Problem description:
Only the count is expected: the number of lines below that contain "AAAI".

Stored data:
--- START ---
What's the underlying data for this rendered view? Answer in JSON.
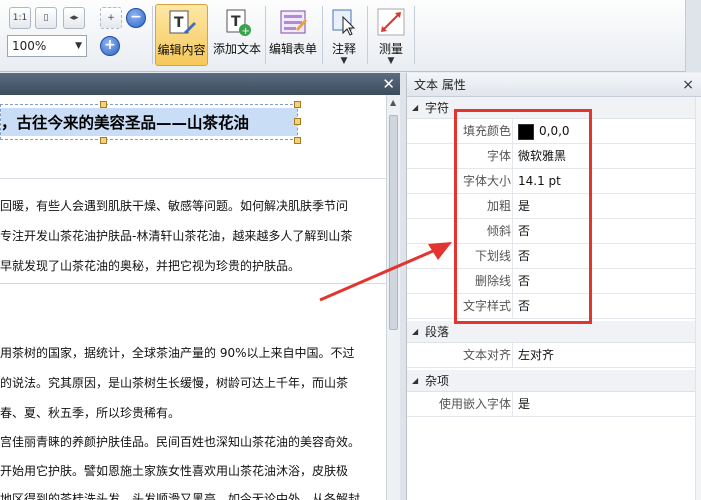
{
  "toolbar": {
    "zoom_value": "100%",
    "buttons": {
      "edit_content": "编辑内容",
      "add_text": "添加文本",
      "edit_form": "编辑表单",
      "annotate": "注释",
      "measure": "测量"
    },
    "small_icons": [
      "actual-size-icon",
      "fit-page-icon",
      "fit-width-icon",
      "marquee-zoom-icon",
      "zoom-out-icon",
      "zoom-in-icon"
    ]
  },
  "document": {
    "title": "，古往今来的美容圣品——山茶花油",
    "lines": [
      "回暖，有些人会遇到肌肤干燥、敏感等问题。如何解决肌肤季节问",
      "专注开发山茶花油护肤品-林清轩山茶花油，越来越多人了解到山茶",
      "早就发现了山茶花油的奥秘，并把它视为珍贵的护肤品。",
      "用茶树的国家，据统计，全球茶油产量的 90%以上来自中国。不过",
      "的说法。究其原因，是山茶树生长缓慢，树龄可达上千年，而山茶",
      "春、夏、秋五季，所以珍贵稀有。",
      "宫佳丽青睐的养颜护肤佳品。民间百姓也深知山茶花油的美容奇效。",
      "开始用它护肤。譬如恩施土家族女性喜欢用山茶花油沐浴，皮肤极",
      "地区得到的茶桂洗头发，头发顺滑又黑亮，如今无论中外，从各解封"
    ]
  },
  "properties": {
    "title": "文本 属性",
    "sections": {
      "character": "字符",
      "paragraph": "段落",
      "misc": "杂项"
    },
    "character_rows": [
      {
        "key": "填充颜色",
        "value": "0,0,0"
      },
      {
        "key": "字体",
        "value": "微软雅黑"
      },
      {
        "key": "字体大小",
        "value": "14.1 pt"
      },
      {
        "key": "加粗",
        "value": "是"
      },
      {
        "key": "倾斜",
        "value": "否"
      },
      {
        "key": "下划线",
        "value": "否"
      },
      {
        "key": "删除线",
        "value": "否"
      },
      {
        "key": "文字样式",
        "value": "否"
      }
    ],
    "paragraph_rows": [
      {
        "key": "文本对齐",
        "value": "左对齐"
      }
    ],
    "misc_rows": [
      {
        "key": "使用嵌入字体",
        "value": "是"
      }
    ],
    "fill_color_hex": "#000000"
  },
  "colors": {
    "highlight_box": "#e2352f",
    "active_button": "#f6c85a"
  }
}
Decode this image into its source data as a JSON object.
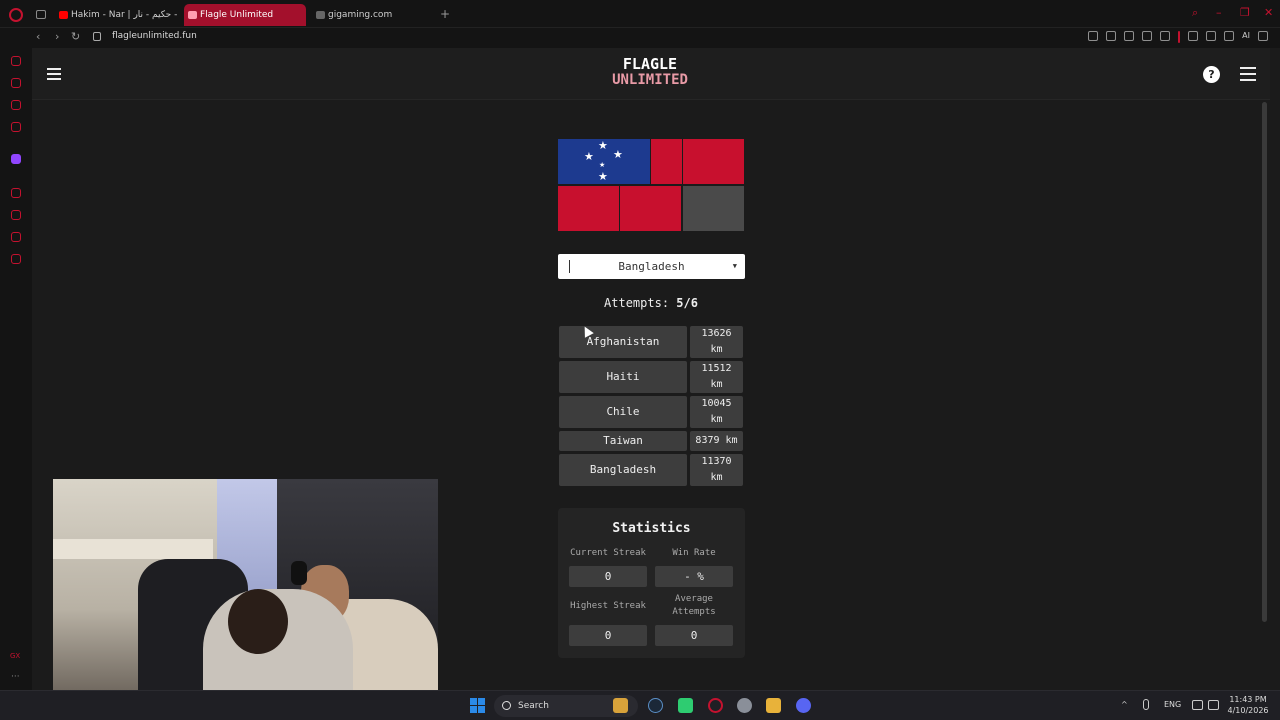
{
  "browser": {
    "tabs": [
      {
        "label": "Hakim - Nar | حكيم - نار - Yo",
        "active": false,
        "favicon_color": "#ff0000"
      },
      {
        "label": "Flagle Unlimited",
        "active": true,
        "favicon_color": "#ff9cb0"
      },
      {
        "label": "gigaming.com",
        "active": false,
        "favicon_color": "#666666"
      }
    ],
    "url": "flagleunlimited.fun",
    "ai_label": "AI"
  },
  "site": {
    "logo_line1": "FLAGLE",
    "logo_line2": "UNLIMITED",
    "help_label": "?"
  },
  "flag": {
    "colors": {
      "red": "#c8102e",
      "blue": "#1d3a8f",
      "hidden": "#4a4a4a"
    },
    "tiles_revealed": 5,
    "tiles_total": 6
  },
  "guess_input": {
    "selected_value": "Bangladesh"
  },
  "attempts": {
    "label": "Attempts:",
    "value": "5/6"
  },
  "guesses": [
    {
      "country": "Afghanistan",
      "distance_line1": "13626",
      "distance_line2": "km"
    },
    {
      "country": "Haiti",
      "distance_line1": "11512",
      "distance_line2": "km"
    },
    {
      "country": "Chile",
      "distance_line1": "10045",
      "distance_line2": "km"
    },
    {
      "country": "Taiwan",
      "distance_line1": "8379 km",
      "distance_line2": ""
    },
    {
      "country": "Bangladesh",
      "distance_line1": "11370",
      "distance_line2": "km"
    }
  ],
  "statistics": {
    "title": "Statistics",
    "current_streak_label": "Current Streak",
    "current_streak": "0",
    "win_rate_label": "Win Rate",
    "win_rate": "- %",
    "highest_streak_label": "Highest Streak",
    "highest_streak": "0",
    "average_attempts_label_line1": "Average",
    "average_attempts_label_line2": "Attempts",
    "average_attempts": "0"
  },
  "taskbar": {
    "search_label": "Search",
    "language": "ENG",
    "time": "11:43 PM",
    "date": "4/10/2026"
  },
  "sidebar": {
    "gx_label": "GX",
    "more_label": "···"
  }
}
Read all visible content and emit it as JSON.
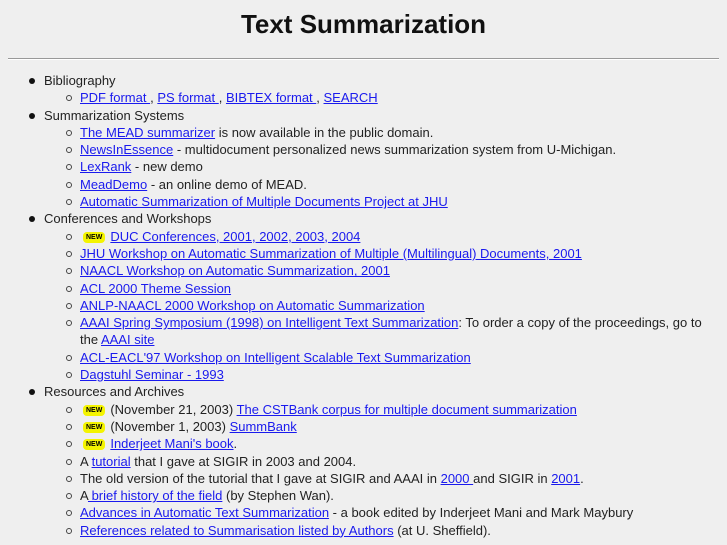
{
  "title": "Text Summarization",
  "new_badge": "NEW",
  "colors": {
    "link": "#1a1aee",
    "badge": "#f4f400"
  },
  "sections": [
    {
      "label": "Bibliography",
      "items": [
        [
          {
            "t": "PDF format ",
            "link": true
          },
          {
            "t": ", "
          },
          {
            "t": "PS format ",
            "link": true
          },
          {
            "t": ", "
          },
          {
            "t": "BIBTEX format ",
            "link": true
          },
          {
            "t": ", "
          },
          {
            "t": "SEARCH",
            "link": true
          }
        ]
      ]
    },
    {
      "label": "Summarization Systems",
      "items": [
        [
          {
            "t": "The MEAD summarizer",
            "link": true
          },
          {
            "t": " is now available in the public domain."
          }
        ],
        [
          {
            "t": "NewsInEssence",
            "link": true
          },
          {
            "t": " - multidocument personalized news summarization system from U-Michigan."
          }
        ],
        [
          {
            "t": "LexRank",
            "link": true
          },
          {
            "t": " - new demo"
          }
        ],
        [
          {
            "t": "MeadDemo",
            "link": true
          },
          {
            "t": " - an online demo of MEAD."
          }
        ],
        [
          {
            "t": "Automatic Summarization of Multiple Documents Project at JHU",
            "link": true
          }
        ]
      ]
    },
    {
      "label": "Conferences and Workshops",
      "items": [
        [
          {
            "badge": true
          },
          {
            "t": "DUC Conferences, 2001, 2002, 2003, 2004",
            "link": true
          }
        ],
        [
          {
            "t": "JHU Workshop on Automatic Summarization of Multiple (Multilingual) Documents, 2001",
            "link": true
          }
        ],
        [
          {
            "t": "NAACL Workshop on Automatic Summarization, 2001",
            "link": true
          }
        ],
        [
          {
            "t": "ACL 2000 Theme Session",
            "link": true
          }
        ],
        [
          {
            "t": "ANLP-NAACL 2000 Workshop on Automatic Summarization",
            "link": true
          }
        ],
        [
          {
            "t": "AAAI Spring Symposium (1998) on Intelligent Text Summarization",
            "link": true
          },
          {
            "t": ": To order a copy of the proceedings, go to the "
          },
          {
            "t": "AAAI site",
            "link": true
          }
        ],
        [
          {
            "t": "ACL-EACL'97 Workshop on Intelligent Scalable Text Summarization",
            "link": true
          }
        ],
        [
          {
            "t": "Dagstuhl Seminar - 1993",
            "link": true
          }
        ]
      ]
    },
    {
      "label": "Resources and Archives",
      "items": [
        [
          {
            "badge": true
          },
          {
            "t": "(November 21, 2003) "
          },
          {
            "t": "The CSTBank corpus for multiple document summarization",
            "link": true
          }
        ],
        [
          {
            "badge": true
          },
          {
            "t": "(November 1, 2003) "
          },
          {
            "t": "SummBank",
            "link": true
          }
        ],
        [
          {
            "badge": true
          },
          {
            "t": "Inderjeet Mani's book",
            "link": true
          },
          {
            "t": "."
          }
        ],
        [
          {
            "t": "A "
          },
          {
            "t": "tutorial",
            "link": true
          },
          {
            "t": " that I gave at SIGIR in 2003 and 2004."
          }
        ],
        [
          {
            "t": "The old version of the tutorial that I gave at SIGIR and AAAI in "
          },
          {
            "t": "2000 ",
            "link": true
          },
          {
            "t": "and SIGIR in "
          },
          {
            "t": "2001",
            "link": true
          },
          {
            "t": "."
          }
        ],
        [
          {
            "t": "A"
          },
          {
            "t": " brief history of the field",
            "link": true
          },
          {
            "t": " (by Stephen Wan)."
          }
        ],
        [
          {
            "t": "Advances in Automatic Text Summarization",
            "link": true
          },
          {
            "t": " - a book edited by Inderjeet Mani and Mark Maybury"
          }
        ],
        [
          {
            "t": "References related to Summarisation listed by Authors",
            "link": true
          },
          {
            "t": " (at U. Sheffield)."
          }
        ]
      ]
    }
  ]
}
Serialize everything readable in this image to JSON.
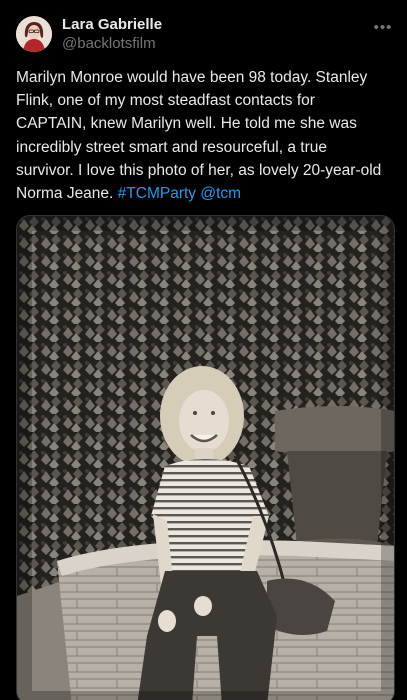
{
  "post": {
    "author": {
      "display_name": "Lara Gabrielle",
      "handle": "@backlotsfilm"
    },
    "more_icon": "more-horizontal-icon",
    "text": "Marilyn Monroe would have been 98 today. Stanley Flink, one of my most steadfast contacts for CAPTAIN, knew Marilyn well. He told me she was incredibly street smart and resourceful, a true survivor. I love this photo of her, as lovely 20-year-old Norma Jeane.",
    "hashtag": "#TCMParty",
    "mention": "@tcm",
    "image": {
      "description_icon": "photo",
      "alt": "Black and white photo of a young woman in a striped shirt sitting on the edge of a stone fountain in front of ivy"
    }
  },
  "colors": {
    "background": "#000000",
    "text": "#e7e9ea",
    "secondary": "#71767b",
    "link": "#1d9bf0"
  }
}
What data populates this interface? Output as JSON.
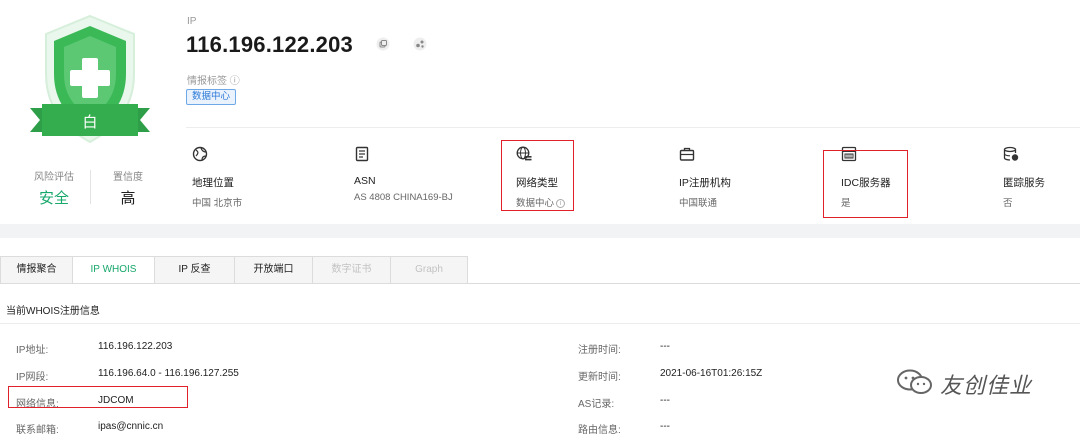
{
  "colors": {
    "safe_green": "#17a86b",
    "shield_green": "#3cb957",
    "tag_blue": "#2d7ad6",
    "highlight_red": "#e0202a"
  },
  "badge": {
    "char": "白",
    "icon": "shield-plus-icon"
  },
  "risk": {
    "label": "风险评估",
    "value": "安全",
    "confidence_label": "置信度",
    "confidence_value": "高"
  },
  "ip_header": {
    "caption": "IP",
    "address": "116.196.122.203",
    "tag_caption": "情报标签 ⓘ",
    "tag": "数据中心"
  },
  "info_cards": [
    {
      "icon": "globe-icon",
      "title": "地理位置",
      "value": "中国 北京市"
    },
    {
      "icon": "document-icon",
      "title": "ASN",
      "value": "AS 4808 CHINA169-BJ"
    },
    {
      "icon": "network-globe-icon",
      "title": "网络类型",
      "value": "数据中心"
    },
    {
      "icon": "briefcase-icon",
      "title": "IP注册机构",
      "value": "中国联通"
    },
    {
      "icon": "server-icon",
      "title": "IDC服务器",
      "value": "是"
    },
    {
      "icon": "database-icon",
      "title": "匿踪服务",
      "value": "否"
    }
  ],
  "tabs": [
    {
      "label": "情报聚合",
      "state": "normal"
    },
    {
      "label": "IP WHOIS",
      "state": "active"
    },
    {
      "label": "IP 反查",
      "state": "normal"
    },
    {
      "label": "开放端口",
      "state": "normal"
    },
    {
      "label": "数字证书",
      "state": "disabled"
    },
    {
      "label": "Graph",
      "state": "disabled"
    }
  ],
  "whois": {
    "title": "当前WHOIS注册信息",
    "left": [
      {
        "key": "IP地址:",
        "value": "116.196.122.203"
      },
      {
        "key": "IP网段:",
        "value": "116.196.64.0 - 116.196.127.255"
      },
      {
        "key": "网络信息:",
        "value": "JDCOM"
      },
      {
        "key": "联系邮箱:",
        "value": "ipas@cnnic.cn"
      }
    ],
    "right": [
      {
        "key": "注册时间:",
        "value": "---"
      },
      {
        "key": "更新时间:",
        "value": "2021-06-16T01:26:15Z"
      },
      {
        "key": "AS记录:",
        "value": "---"
      },
      {
        "key": "路由信息:",
        "value": "---"
      }
    ]
  },
  "watermark": {
    "text": "友创佳业",
    "icon": "wechat-icon"
  }
}
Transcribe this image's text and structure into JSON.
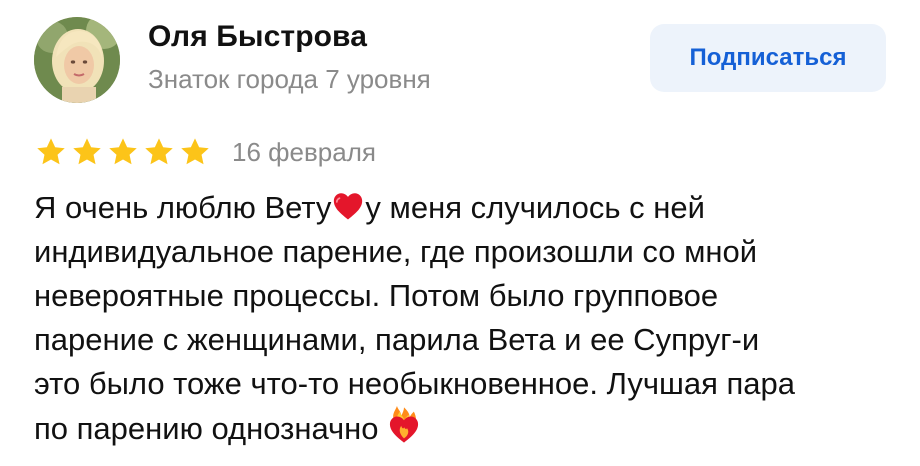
{
  "author": {
    "name": "Оля Быстрова",
    "level": "Знаток города 7 уровня"
  },
  "subscribe_label": "Подписаться",
  "rating": {
    "value": 5,
    "max": 5,
    "star_color": "#fcc419"
  },
  "date": "16 февраля",
  "review": {
    "lines": [
      {
        "before": "Я очень люблю Вету",
        "emoji": "red-heart-icon",
        "after": "у меня случилось с ней"
      },
      {
        "text": "индивидуальное парение, где произошли со мной"
      },
      {
        "text": "невероятные процессы. Потом было групповое"
      },
      {
        "text": "парение с женщинами, парила Вета и ее Супруг-и"
      },
      {
        "text": "это было тоже что-то необыкновенное. Лучшая пара"
      },
      {
        "before": "по парению однозначно ",
        "emoji": "heart-on-fire-icon"
      }
    ]
  },
  "colors": {
    "accent": "#1560d6",
    "button_bg": "#edf3fb",
    "muted_text": "#8a8a8a",
    "text": "#111111"
  }
}
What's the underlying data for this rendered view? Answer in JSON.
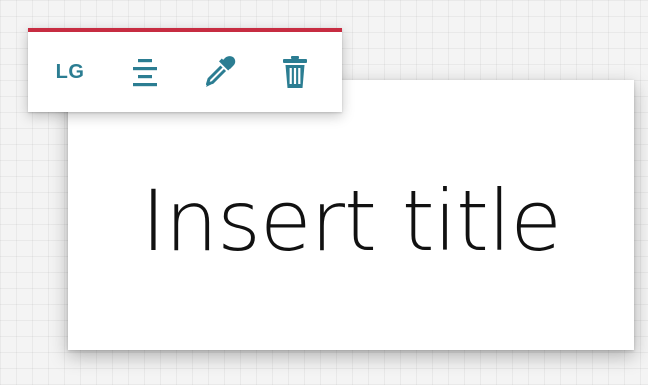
{
  "toolbar": {
    "size_label": "LG",
    "align_icon": "align-center-icon",
    "color_icon": "eyedropper-icon",
    "delete_icon": "trash-icon",
    "accent_color": "#c72c41",
    "icon_color": "#2b7d92"
  },
  "content": {
    "title": "Insert title"
  }
}
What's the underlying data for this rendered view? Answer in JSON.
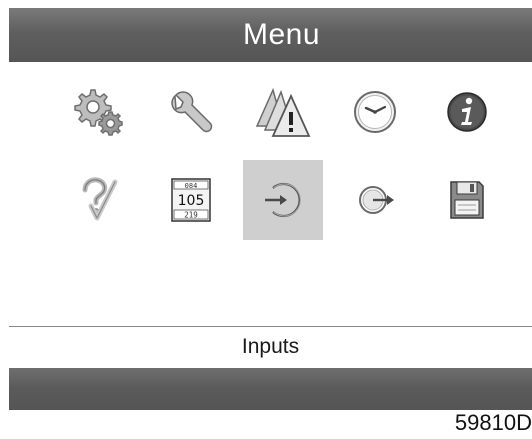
{
  "header": {
    "title": "Menu"
  },
  "menu": {
    "icons": [
      {
        "name": "settings-gears-icon"
      },
      {
        "name": "wrench-icon"
      },
      {
        "name": "warning-triangles-icon"
      },
      {
        "name": "clock-icon"
      },
      {
        "name": "info-icon"
      },
      {
        "name": "check-question-icon"
      },
      {
        "name": "counters-icon",
        "text_top": "084",
        "text_mid": "105",
        "text_bot": "219"
      },
      {
        "name": "inputs-icon",
        "selected": true
      },
      {
        "name": "outputs-icon"
      },
      {
        "name": "save-icon"
      }
    ]
  },
  "status": {
    "selected_label": "Inputs"
  },
  "figure": {
    "code": "59810D"
  }
}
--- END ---
Exercise solution:
3